We make changes and update the Discoverlife Guides almost on a daily basis, most changes are minor, others, though, are more substantial. To better keep people up to date on changes we will now list the more substantial ones on the listserv periodically. for those of you who are interested in such things.....
Coelioxys - Females - Differentiating C. rufitarse from C. moesta and C. porterae
C. rufitarse vs C. moesta and C. porterae, abdomen, T6, overall profile of the lateral sides of this segment when viewed directly from above - As in the genus in general this is a elongated segment, coming to a narrow point.
C. rufitarse - The overall shape clearly not that of a smooth sigmoid curve, about half way down the sides the outline clearly broken by a sharp angle inward creating distinct obtuse corners, these corners formed by the presence of a wide and deep trough or hollow that cuts into the segment below these corners and runs towards but not past the centerline
C. moesta and C. porterae - In both these species the overall shape is that of a smooth, gentle, sigmoid curve uninterrupted by any angles, although, interior to the sides there may be shallow hollows or indentations of various sorts from about half to one third of the way towards the tip, but these not influencing in any significant way the smooth outline of the segment
Genera Guide - Xenoglossa vs Peponapis - Previous characters depended largely on the presence of a small inner tooth in Xenoglossa mandibles, since this tooth was almost always hidden it wasn't that helpful in differentiating the two genera.
Female, Peponapis vs Xenoglossa
Peponapis - Base of mandibles, clypeus and labrum all DARK
Xenoglossa - Base of mandibles and to more variable extent clypeus and labrum with clearly YELLOW markings
Male, Peponapis vs Xenoglossa
Peponapis - Base of mandibles DARK - First flagellar segment several time SHORTER than second
Xenoglossa - Base of mandibles with clear YELLOW markings - 1st flagellar segment clearly LONGER than second
Osmia - Differentiating O. chalybea from O. texana
O. chalybea vs O. texana - Two very uncommon, large species with a prominent, elevated, forward projecting mound on the clypeus, the front rim of which is emarginated or notched
O. chalybea - Distance between the outside edges of the two lateral ocelli equal to or GREATER THAN the distance between the edge of a lateral ocellus and the compound eye - Lower part of the propodeal triangle so heavily inscribed by microscopic lines that it reflects NO light - Clypeal projection without a small central point - In direct comparison larger, pitting along central line of scutum more widely spaced, and ocelli larger - Comes out in early spring
O. texana - Distance between the outside edges of the two lateral ocelli LESS THAN the distance between the edge of a lateral ocellus and the compound eye - Lower part of the propodeal triangle, while inscribed with some microscopic lines, is light enough that this region clearly REFLECTS some light and is slightly shiny - Clypeal projection with a small central forward projecting point in the middle of the central notch - In direct comparison smaller, pitting along central line of scutum denser with fewer areas of clear gaps, and ocelli smaller - Comes out in summer
O. chalybea vs O. texana - Two very uncommon large species
O. chalybea - T4 with white outer hairs and a patch of distinct BLACK HAIRS in the center - In direct comparison, clearly larger, more southern in distribution, the ocelli diameter larger and the wings darker - An early spring species
O. texana - T4 hairs ENTIRELY WHITE - In direct comparison, clearly smaller, more northern in distribution, the ocelli diameter smaller and the wings lighter, but still at least a little bit smoky - A summer species
Sam Droege sdroege@...
w 301-497-5840 h 301-390-7759 fax 301-497-5624
USGS Patuxent Wildlife Research Center
BARC-EAST, BLDG 308, RM 124 10300 Balt.
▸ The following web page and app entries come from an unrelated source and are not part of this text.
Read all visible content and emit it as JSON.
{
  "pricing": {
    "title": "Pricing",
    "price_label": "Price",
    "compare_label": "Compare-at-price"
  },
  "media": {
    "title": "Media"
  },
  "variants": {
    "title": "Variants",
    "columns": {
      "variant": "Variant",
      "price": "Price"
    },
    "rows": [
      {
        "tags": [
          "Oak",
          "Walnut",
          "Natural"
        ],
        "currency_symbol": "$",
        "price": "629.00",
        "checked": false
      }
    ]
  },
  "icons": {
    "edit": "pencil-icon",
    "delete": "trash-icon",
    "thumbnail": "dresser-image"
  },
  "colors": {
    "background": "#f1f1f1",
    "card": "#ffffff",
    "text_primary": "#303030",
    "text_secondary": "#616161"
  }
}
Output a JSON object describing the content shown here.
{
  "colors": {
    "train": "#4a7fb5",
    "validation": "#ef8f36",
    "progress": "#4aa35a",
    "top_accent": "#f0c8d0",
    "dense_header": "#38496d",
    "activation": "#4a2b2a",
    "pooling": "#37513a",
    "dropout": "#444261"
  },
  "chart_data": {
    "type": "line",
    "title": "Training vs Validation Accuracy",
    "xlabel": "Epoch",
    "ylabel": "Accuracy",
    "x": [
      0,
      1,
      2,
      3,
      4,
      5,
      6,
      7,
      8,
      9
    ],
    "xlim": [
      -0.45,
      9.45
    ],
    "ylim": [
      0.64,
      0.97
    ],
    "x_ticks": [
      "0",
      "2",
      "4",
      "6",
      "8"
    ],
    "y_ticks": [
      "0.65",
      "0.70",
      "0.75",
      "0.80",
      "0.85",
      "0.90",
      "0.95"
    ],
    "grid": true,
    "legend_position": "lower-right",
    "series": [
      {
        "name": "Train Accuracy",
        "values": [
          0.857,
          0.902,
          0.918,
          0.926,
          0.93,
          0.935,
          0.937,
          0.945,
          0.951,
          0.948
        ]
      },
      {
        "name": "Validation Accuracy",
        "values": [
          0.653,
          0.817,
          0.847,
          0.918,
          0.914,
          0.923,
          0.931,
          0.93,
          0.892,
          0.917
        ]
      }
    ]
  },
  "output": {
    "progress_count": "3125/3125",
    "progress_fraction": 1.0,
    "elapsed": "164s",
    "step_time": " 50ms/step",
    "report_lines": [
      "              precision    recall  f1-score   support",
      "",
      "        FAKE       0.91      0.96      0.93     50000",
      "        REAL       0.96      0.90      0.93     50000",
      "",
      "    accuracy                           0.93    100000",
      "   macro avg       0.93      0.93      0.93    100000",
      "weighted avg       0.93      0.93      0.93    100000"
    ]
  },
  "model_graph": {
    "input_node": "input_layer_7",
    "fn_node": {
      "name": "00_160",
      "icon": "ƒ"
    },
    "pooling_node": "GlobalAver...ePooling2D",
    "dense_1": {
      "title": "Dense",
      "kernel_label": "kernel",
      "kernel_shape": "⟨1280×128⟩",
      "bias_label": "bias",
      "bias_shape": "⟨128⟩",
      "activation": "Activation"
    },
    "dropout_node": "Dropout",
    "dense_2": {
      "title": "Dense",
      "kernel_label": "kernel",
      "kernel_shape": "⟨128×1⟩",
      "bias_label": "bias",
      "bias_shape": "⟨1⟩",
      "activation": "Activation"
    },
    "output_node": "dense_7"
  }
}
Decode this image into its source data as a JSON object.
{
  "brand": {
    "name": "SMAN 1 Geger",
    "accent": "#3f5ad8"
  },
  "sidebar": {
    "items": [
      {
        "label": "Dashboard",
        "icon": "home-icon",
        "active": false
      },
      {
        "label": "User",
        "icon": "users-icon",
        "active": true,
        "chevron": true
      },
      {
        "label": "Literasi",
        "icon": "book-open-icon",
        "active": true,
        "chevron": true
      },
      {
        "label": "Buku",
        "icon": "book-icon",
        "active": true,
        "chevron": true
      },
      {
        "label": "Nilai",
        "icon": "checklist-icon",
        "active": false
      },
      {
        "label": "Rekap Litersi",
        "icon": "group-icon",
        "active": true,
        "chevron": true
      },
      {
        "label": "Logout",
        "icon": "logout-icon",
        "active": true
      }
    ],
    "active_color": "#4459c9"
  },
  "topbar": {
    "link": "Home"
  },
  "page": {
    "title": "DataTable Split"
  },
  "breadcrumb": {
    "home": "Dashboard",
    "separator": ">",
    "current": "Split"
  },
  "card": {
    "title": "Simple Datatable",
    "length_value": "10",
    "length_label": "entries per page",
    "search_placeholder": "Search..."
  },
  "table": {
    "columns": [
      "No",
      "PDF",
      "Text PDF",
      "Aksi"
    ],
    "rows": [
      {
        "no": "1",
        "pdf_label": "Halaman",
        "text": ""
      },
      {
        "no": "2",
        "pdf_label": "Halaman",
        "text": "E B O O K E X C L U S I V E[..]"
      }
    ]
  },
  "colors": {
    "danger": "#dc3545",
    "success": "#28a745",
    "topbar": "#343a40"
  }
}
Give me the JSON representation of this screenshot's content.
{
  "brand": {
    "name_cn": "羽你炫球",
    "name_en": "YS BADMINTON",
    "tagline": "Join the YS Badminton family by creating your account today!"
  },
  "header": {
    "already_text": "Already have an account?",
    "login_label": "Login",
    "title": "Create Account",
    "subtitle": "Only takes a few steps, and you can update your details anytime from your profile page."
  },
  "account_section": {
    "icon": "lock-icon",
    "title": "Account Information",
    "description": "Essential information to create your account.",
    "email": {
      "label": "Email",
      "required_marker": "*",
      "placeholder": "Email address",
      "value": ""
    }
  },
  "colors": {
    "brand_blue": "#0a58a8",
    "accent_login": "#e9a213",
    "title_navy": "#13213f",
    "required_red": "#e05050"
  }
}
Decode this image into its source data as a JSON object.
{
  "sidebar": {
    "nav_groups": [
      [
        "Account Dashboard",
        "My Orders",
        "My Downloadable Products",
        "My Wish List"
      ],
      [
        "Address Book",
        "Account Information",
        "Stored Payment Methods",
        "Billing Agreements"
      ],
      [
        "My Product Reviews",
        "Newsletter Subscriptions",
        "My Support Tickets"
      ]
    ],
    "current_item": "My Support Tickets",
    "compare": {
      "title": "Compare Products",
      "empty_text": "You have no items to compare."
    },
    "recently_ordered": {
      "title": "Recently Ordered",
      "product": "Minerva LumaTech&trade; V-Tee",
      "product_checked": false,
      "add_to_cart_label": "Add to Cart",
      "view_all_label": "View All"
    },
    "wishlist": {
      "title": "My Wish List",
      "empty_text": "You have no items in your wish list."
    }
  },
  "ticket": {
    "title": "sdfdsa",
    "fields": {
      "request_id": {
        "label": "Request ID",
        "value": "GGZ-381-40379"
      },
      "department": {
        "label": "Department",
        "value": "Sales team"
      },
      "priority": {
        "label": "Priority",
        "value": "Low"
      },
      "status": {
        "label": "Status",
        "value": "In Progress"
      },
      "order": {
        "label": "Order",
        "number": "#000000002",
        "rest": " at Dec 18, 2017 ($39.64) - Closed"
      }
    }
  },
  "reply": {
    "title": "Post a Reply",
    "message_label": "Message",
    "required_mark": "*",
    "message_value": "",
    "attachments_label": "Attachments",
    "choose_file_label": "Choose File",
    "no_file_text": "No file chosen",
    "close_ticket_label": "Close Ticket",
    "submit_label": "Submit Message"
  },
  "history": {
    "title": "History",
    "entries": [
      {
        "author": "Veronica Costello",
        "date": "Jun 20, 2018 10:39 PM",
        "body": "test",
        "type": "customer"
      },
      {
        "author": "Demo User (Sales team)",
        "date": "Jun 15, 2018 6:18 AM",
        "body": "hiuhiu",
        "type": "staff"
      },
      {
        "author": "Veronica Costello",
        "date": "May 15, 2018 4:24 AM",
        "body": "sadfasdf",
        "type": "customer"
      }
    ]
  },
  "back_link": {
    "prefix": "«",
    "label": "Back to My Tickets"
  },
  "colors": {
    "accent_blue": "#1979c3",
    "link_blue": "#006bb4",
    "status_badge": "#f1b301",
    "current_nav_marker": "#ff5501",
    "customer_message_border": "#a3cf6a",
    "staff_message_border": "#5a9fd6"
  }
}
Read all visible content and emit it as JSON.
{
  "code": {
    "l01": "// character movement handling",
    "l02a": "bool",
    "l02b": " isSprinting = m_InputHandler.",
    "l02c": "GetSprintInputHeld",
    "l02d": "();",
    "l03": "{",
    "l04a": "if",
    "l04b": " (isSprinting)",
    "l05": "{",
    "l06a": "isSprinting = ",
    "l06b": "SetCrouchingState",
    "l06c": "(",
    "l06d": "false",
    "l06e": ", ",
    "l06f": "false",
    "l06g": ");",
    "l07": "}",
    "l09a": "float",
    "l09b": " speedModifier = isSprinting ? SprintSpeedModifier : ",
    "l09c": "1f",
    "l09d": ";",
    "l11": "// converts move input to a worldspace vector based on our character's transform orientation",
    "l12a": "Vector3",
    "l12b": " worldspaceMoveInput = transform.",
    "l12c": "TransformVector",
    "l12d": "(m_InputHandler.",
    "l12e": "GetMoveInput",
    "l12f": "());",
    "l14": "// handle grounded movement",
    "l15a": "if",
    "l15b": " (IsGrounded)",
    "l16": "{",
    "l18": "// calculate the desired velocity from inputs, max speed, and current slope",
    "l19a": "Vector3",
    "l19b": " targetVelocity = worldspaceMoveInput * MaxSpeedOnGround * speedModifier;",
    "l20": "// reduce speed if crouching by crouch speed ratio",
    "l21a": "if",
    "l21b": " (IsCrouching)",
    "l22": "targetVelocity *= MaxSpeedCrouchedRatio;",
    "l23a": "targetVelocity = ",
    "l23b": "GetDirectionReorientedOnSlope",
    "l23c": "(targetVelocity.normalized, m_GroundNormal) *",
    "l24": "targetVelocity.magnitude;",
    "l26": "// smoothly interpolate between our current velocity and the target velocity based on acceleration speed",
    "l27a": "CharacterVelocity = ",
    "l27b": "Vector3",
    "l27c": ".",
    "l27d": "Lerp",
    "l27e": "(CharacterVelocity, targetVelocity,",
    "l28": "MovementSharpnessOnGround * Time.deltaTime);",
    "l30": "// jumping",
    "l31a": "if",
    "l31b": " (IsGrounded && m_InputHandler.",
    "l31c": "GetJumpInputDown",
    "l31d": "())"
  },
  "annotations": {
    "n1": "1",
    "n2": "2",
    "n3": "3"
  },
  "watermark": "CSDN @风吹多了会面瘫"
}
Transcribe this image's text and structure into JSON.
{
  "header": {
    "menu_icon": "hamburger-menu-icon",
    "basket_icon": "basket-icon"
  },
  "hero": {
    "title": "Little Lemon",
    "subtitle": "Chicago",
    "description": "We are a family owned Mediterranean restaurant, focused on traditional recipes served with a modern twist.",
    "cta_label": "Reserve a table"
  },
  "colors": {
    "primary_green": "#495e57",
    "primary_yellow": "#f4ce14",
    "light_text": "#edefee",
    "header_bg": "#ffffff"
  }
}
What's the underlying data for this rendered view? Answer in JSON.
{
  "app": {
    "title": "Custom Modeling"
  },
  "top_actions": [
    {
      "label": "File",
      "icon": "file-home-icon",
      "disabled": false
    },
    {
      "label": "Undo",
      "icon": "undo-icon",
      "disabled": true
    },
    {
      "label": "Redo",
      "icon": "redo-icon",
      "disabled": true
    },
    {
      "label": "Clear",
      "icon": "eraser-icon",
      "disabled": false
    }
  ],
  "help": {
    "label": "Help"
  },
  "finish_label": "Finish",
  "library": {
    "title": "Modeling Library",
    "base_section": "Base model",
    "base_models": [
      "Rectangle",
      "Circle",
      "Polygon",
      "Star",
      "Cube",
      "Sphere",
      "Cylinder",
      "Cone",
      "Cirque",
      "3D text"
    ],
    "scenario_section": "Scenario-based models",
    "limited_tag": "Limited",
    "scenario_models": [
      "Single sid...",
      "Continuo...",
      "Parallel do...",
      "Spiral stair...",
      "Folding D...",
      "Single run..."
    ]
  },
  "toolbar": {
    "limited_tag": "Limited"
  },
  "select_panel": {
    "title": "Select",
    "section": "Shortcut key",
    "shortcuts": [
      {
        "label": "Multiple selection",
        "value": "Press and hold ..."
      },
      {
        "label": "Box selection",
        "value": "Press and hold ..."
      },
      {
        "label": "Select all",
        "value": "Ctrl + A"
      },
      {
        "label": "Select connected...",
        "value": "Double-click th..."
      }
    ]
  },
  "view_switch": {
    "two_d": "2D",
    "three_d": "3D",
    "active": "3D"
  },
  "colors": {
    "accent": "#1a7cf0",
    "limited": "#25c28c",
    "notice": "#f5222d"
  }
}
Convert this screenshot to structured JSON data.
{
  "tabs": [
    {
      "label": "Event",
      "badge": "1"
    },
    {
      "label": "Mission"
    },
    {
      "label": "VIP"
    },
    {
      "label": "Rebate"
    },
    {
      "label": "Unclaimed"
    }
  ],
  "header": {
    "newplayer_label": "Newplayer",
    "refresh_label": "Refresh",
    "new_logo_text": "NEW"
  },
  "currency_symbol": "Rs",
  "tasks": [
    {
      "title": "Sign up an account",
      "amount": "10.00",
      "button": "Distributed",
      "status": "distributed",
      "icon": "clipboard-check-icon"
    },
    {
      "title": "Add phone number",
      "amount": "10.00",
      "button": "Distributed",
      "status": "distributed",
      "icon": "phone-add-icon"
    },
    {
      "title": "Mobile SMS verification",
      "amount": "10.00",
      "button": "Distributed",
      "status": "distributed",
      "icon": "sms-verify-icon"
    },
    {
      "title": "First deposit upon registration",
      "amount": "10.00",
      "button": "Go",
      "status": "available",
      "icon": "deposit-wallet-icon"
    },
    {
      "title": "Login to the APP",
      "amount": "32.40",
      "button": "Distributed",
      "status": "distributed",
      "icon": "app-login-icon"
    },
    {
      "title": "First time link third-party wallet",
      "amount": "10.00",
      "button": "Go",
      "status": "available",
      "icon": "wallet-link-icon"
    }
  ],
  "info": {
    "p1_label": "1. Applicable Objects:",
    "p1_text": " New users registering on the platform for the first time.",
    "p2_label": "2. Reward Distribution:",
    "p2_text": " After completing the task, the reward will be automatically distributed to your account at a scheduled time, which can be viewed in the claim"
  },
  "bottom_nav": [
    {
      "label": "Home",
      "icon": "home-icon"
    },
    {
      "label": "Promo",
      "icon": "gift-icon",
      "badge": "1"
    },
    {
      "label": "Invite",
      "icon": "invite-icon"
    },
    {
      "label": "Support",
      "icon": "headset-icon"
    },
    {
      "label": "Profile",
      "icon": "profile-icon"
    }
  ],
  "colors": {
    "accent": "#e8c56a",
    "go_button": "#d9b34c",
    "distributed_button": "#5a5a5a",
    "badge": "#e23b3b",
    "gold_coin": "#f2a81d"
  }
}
Ave., Beltsville, MD 20705
In the leaf's veins and midrib,
the mushroom's gill: no irony.
In the stamen and pistil,
the pip of the grape, making
occurs without suffering,
one is led to suppose.
When the fawn sprawled in a thicket
stiffens, a council of birds
descends and pecks
until its chest is crimson.
The badger's project
is isolation: he knows
only to burrow and sleep,
while the spider spins
in a web wider, more intricate
than his, though this crisis
does not cross his mind.
He proceeds without comment.
Then what is one to do
on a night like this, bright almost
as day, when the lavender moon,
burdened with light,
is near enough to brush
the trees and power lines, when this fern
rooted at the road's edge
casts the shadow of an infant's ribs?